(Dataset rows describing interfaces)

---

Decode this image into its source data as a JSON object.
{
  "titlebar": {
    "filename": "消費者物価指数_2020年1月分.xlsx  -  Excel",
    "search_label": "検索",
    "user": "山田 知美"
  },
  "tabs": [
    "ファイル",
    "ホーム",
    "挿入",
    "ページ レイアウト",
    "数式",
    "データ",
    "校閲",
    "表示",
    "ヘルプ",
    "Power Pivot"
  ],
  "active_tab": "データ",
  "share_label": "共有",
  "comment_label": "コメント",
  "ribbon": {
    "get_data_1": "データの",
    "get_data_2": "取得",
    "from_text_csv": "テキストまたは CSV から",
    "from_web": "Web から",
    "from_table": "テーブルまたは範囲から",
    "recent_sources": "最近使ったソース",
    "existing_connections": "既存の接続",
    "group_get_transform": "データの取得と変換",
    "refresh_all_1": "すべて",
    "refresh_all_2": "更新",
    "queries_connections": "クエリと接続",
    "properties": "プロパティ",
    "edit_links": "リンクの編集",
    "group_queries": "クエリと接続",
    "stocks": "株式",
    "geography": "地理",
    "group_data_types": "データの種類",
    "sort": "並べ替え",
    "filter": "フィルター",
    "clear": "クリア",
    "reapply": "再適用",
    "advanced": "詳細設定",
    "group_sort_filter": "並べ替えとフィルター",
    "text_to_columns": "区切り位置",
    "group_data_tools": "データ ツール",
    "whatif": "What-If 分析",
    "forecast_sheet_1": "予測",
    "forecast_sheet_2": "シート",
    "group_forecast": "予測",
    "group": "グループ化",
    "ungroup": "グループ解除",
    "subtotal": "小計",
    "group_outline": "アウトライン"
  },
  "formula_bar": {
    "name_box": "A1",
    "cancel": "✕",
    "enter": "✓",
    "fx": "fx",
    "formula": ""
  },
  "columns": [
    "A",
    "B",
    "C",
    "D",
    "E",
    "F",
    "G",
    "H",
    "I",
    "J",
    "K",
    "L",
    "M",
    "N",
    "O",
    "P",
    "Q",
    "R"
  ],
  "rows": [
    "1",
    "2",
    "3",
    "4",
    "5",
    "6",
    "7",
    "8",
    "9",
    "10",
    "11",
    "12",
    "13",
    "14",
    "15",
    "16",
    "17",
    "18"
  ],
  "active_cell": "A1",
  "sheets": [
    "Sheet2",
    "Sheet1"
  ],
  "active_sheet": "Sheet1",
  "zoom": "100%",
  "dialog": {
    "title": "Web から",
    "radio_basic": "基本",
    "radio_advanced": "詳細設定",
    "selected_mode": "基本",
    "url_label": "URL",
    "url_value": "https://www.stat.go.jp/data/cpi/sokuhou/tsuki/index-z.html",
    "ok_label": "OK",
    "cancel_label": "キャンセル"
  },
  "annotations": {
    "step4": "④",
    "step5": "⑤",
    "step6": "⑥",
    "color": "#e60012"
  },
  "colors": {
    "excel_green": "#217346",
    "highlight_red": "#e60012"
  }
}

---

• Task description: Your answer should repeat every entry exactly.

• Reply to the task:
Decode this image into its source data as a JSON object.
{
  "titlebar": {
    "filename": "消費者物価指数_2020年1月分.xlsx  -  Excel",
    "search_label": "検索",
    "user": "山田 知美"
  },
  "tabs": [
    "ファイル",
    "ホーム",
    "挿入",
    "ページ レイアウト",
    "数式",
    "データ",
    "校閲",
    "表示",
    "ヘルプ",
    "Power Pivot"
  ],
  "active_tab": "データ",
  "share_label": "共有",
  "comment_label": "コメント",
  "ribbon": {
    "get_data_1": "データの",
    "get_data_2": "取得",
    "from_text_csv": "テキストまたは CSV から",
    "from_web": "Web から",
    "from_table": "テーブルまたは範囲から",
    "recent_sources": "最近使ったソース",
    "existing_connections": "既存の接続",
    "group_get_transform": "データの取得と変換",
    "refresh_all_1": "すべて",
    "refresh_all_2": "更新",
    "queries_connections": "クエリと接続",
    "properties": "プロパティ",
    "edit_links": "リンクの編集",
    "group_queries": "クエリと接続",
    "stocks": "株式",
    "geography": "地理",
    "group_data_types": "データの種類",
    "sort": "並べ替え",
    "filter": "フィルター",
    "clear": "クリア",
    "reapply": "再適用",
    "advanced": "詳細設定",
    "group_sort_filter": "並べ替えとフィルター",
    "text_to_columns": "区切り位置",
    "group_data_tools": "データ ツール",
    "whatif": "What-If 分析",
    "forecast_sheet_1": "予測",
    "forecast_sheet_2": "シート",
    "group_forecast": "予測",
    "group": "グループ化",
    "ungroup": "グループ解除",
    "subtotal": "小計",
    "group_outline": "アウトライン"
  },
  "formula_bar": {
    "name_box": "A1",
    "cancel": "✕",
    "enter": "✓",
    "fx": "fx",
    "formula": ""
  },
  "columns": [
    "A",
    "B",
    "C",
    "D",
    "E",
    "F",
    "G",
    "H",
    "I",
    "J",
    "K",
    "L",
    "M",
    "N",
    "O",
    "P",
    "Q",
    "R"
  ],
  "rows": [
    "1",
    "2",
    "3",
    "4",
    "5",
    "6",
    "7",
    "8",
    "9",
    "10",
    "11",
    "12",
    "13",
    "14",
    "15",
    "16",
    "17",
    "18"
  ],
  "active_cell": "A1",
  "sheets": [
    "Sheet2",
    "Sheet1"
  ],
  "active_sheet": "Sheet1",
  "zoom": "100%",
  "dialog": {
    "title": "Web から",
    "radio_basic": "基本",
    "radio_advanced": "詳細設定",
    "selected_mode": "基本",
    "url_label": "URL",
    "url_value": "https://www.stat.go.jp/data/cpi/sokuhou/tsuki/index-z.html",
    "ok_label": "OK",
    "cancel_label": "キャンセル"
  },
  "annotations": {
    "step4": "④",
    "step5": "⑤",
    "step6": "⑥",
    "color": "#e60012"
  },
  "colors": {
    "excel_green": "#217346",
    "highlight_red": "#e60012"
  }
}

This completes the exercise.